» **DIRECTIONS**: Pick out each line of the records that includes the string "datasource", and copy it.

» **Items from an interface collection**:
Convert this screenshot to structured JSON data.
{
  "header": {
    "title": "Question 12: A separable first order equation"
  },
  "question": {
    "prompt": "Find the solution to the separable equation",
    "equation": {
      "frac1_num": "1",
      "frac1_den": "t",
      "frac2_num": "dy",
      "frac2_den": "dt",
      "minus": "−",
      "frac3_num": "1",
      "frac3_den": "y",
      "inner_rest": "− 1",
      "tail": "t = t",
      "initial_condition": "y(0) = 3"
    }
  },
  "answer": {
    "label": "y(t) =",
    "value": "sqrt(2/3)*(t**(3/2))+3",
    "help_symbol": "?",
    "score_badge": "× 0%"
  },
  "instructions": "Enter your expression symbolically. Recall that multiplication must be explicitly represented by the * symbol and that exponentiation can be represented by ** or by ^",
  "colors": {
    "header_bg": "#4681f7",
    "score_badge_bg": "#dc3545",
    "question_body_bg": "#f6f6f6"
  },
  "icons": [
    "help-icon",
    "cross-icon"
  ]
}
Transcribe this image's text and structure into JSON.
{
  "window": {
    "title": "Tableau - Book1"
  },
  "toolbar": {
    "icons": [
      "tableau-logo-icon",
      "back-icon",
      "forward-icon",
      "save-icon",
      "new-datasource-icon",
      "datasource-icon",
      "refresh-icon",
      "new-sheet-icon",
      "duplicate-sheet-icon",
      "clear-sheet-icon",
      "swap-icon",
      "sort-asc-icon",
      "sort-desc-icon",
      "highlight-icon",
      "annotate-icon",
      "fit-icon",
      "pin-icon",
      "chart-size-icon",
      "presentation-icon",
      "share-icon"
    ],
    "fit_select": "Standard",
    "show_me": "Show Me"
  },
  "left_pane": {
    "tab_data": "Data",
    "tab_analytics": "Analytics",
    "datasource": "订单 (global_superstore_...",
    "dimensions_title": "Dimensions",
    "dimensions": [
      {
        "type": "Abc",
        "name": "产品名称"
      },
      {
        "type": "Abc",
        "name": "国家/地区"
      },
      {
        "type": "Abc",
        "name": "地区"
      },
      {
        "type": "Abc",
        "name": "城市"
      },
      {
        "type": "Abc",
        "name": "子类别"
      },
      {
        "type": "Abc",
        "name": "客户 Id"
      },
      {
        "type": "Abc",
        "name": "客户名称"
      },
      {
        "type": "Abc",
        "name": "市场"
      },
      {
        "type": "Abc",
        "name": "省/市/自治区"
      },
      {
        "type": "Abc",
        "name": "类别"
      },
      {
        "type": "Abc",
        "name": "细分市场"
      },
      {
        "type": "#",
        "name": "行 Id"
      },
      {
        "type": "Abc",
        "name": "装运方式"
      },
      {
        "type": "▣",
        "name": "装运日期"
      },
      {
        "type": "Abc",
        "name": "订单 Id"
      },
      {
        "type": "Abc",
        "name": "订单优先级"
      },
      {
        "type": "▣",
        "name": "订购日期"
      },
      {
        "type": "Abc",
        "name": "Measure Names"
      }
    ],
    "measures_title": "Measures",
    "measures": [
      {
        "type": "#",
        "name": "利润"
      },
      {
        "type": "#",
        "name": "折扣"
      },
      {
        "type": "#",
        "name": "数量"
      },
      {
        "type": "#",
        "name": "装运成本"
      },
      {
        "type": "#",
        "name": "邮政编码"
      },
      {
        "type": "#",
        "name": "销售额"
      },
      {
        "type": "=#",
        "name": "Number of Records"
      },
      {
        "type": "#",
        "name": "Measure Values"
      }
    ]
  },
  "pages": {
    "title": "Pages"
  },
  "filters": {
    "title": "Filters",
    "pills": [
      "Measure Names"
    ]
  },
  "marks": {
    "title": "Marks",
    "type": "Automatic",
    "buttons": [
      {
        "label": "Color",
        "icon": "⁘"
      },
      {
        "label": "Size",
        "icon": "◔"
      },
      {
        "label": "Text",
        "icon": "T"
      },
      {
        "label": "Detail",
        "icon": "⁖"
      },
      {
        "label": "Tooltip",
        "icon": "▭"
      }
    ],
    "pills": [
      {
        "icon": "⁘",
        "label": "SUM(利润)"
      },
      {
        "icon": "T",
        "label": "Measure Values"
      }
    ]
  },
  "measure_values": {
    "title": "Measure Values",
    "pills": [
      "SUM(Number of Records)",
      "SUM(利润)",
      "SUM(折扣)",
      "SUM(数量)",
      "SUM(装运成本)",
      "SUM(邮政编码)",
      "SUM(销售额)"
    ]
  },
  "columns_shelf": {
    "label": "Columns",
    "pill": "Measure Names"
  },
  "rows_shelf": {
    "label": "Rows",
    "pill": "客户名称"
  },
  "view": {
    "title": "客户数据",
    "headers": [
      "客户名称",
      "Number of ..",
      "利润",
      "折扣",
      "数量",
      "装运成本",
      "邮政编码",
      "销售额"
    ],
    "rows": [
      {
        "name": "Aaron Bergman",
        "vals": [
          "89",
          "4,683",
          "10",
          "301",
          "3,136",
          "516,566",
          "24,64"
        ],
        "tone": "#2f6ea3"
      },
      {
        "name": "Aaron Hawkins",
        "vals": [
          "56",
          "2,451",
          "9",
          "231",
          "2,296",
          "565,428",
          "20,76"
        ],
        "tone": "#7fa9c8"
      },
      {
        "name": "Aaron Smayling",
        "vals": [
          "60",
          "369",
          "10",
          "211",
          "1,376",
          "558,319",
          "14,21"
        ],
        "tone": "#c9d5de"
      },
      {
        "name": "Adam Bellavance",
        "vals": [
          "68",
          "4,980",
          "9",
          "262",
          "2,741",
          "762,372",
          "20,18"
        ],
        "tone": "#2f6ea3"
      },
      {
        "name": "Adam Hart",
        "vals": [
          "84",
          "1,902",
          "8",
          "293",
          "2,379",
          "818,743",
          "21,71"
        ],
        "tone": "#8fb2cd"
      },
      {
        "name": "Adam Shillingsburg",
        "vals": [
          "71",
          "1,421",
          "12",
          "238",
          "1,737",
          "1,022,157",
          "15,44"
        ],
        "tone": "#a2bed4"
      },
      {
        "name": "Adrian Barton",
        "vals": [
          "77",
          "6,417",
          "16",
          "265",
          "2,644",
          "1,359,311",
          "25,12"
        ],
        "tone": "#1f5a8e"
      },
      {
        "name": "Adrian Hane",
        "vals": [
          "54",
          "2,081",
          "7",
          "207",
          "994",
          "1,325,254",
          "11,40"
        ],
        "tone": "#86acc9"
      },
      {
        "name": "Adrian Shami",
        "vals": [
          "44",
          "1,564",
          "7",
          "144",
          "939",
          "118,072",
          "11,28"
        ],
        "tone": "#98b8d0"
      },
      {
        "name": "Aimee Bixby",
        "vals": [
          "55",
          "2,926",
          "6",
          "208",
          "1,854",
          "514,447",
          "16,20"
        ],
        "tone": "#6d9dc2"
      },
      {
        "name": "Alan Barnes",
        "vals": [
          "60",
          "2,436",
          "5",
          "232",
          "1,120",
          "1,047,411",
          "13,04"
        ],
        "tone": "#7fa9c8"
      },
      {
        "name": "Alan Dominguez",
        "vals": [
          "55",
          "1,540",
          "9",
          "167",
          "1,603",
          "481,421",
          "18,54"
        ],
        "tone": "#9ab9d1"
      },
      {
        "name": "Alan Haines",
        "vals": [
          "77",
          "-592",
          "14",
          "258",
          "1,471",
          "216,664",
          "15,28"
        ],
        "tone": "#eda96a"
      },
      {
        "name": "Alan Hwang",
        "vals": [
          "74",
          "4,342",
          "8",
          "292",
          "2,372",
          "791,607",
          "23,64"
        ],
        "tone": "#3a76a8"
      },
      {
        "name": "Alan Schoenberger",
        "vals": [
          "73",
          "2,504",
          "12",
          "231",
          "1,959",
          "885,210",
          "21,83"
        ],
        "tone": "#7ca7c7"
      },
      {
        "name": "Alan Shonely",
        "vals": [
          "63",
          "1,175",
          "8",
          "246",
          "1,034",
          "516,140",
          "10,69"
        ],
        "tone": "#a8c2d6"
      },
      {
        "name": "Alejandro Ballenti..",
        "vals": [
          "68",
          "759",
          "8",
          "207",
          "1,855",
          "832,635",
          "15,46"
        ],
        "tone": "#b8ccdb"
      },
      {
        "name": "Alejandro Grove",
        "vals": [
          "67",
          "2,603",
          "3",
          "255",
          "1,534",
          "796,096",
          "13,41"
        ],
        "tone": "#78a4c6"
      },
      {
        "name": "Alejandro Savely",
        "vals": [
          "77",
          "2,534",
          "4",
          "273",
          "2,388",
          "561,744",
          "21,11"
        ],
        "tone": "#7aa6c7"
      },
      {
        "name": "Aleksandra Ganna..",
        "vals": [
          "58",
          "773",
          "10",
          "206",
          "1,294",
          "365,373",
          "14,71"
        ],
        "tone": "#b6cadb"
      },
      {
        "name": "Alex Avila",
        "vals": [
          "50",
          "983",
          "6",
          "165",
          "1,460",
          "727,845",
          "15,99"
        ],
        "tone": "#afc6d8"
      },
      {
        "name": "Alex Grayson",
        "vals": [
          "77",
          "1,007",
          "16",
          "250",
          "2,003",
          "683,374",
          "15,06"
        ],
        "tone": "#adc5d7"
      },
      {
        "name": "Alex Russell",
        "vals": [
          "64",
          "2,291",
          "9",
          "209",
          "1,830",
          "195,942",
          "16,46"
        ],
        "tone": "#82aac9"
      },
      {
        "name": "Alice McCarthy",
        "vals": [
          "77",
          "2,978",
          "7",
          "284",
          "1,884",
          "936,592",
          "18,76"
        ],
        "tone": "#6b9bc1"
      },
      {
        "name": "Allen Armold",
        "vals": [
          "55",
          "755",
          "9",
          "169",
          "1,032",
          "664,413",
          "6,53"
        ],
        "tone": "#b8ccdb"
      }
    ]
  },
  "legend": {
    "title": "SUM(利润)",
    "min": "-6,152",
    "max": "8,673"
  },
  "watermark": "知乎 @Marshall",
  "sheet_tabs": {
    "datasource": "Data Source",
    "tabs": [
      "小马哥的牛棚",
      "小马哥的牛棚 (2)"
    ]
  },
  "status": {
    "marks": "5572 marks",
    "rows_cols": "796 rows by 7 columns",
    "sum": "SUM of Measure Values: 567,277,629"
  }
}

» **RESULT**:
      "new-datasource-icon",
      "datasource-icon",
    "datasource": "订单 (global_superstore_...",
    "datasource": "Data Source",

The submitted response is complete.